__What the task requires__
Output all of the entries below precisely as written.

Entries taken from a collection

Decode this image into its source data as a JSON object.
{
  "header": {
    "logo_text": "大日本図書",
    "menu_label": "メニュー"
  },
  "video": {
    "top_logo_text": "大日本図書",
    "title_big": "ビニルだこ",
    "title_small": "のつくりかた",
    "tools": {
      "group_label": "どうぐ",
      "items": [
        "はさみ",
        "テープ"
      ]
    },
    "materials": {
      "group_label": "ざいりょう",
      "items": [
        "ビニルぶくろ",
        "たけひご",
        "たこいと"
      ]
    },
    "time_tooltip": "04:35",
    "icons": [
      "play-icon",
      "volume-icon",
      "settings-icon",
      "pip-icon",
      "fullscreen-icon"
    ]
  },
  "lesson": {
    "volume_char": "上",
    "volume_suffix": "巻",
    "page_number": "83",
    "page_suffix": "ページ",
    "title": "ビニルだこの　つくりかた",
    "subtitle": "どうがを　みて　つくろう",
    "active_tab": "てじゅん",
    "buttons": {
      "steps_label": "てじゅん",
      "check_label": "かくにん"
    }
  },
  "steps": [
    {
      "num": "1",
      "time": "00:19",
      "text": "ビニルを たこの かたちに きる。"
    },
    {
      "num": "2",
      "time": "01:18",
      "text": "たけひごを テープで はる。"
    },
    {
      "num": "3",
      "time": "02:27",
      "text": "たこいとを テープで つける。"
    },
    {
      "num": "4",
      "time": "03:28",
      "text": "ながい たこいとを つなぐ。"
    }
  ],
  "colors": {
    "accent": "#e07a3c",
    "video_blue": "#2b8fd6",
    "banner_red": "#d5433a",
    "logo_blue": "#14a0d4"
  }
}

__Result__
Decode this image into its source data as a JSON object.
{
  "header": {
    "logo_text": "大日本図書",
    "menu_label": "メニュー"
  },
  "video": {
    "top_logo_text": "大日本図書",
    "title_big": "ビニルだこ",
    "title_small": "のつくりかた",
    "tools": {
      "group_label": "どうぐ",
      "items": [
        "はさみ",
        "テープ"
      ]
    },
    "materials": {
      "group_label": "ざいりょう",
      "items": [
        "ビニルぶくろ",
        "たけひご",
        "たこいと"
      ]
    },
    "time_tooltip": "04:35",
    "icons": [
      "play-icon",
      "volume-icon",
      "settings-icon",
      "pip-icon",
      "fullscreen-icon"
    ]
  },
  "lesson": {
    "volume_char": "上",
    "volume_suffix": "巻",
    "page_number": "83",
    "page_suffix": "ページ",
    "title": "ビニルだこの　つくりかた",
    "subtitle": "どうがを　みて　つくろう",
    "active_tab": "てじゅん",
    "buttons": {
      "steps_label": "てじゅん",
      "check_label": "かくにん"
    }
  },
  "steps": [
    {
      "num": "1",
      "time": "00:19",
      "text": "ビニルを たこの かたちに きる。"
    },
    {
      "num": "2",
      "time": "01:18",
      "text": "たけひごを テープで はる。"
    },
    {
      "num": "3",
      "time": "02:27",
      "text": "たこいとを テープで つける。"
    },
    {
      "num": "4",
      "time": "03:28",
      "text": "ながい たこいとを つなぐ。"
    }
  ],
  "colors": {
    "accent": "#e07a3c",
    "video_blue": "#2b8fd6",
    "banner_red": "#d5433a",
    "logo_blue": "#14a0d4"
  }
}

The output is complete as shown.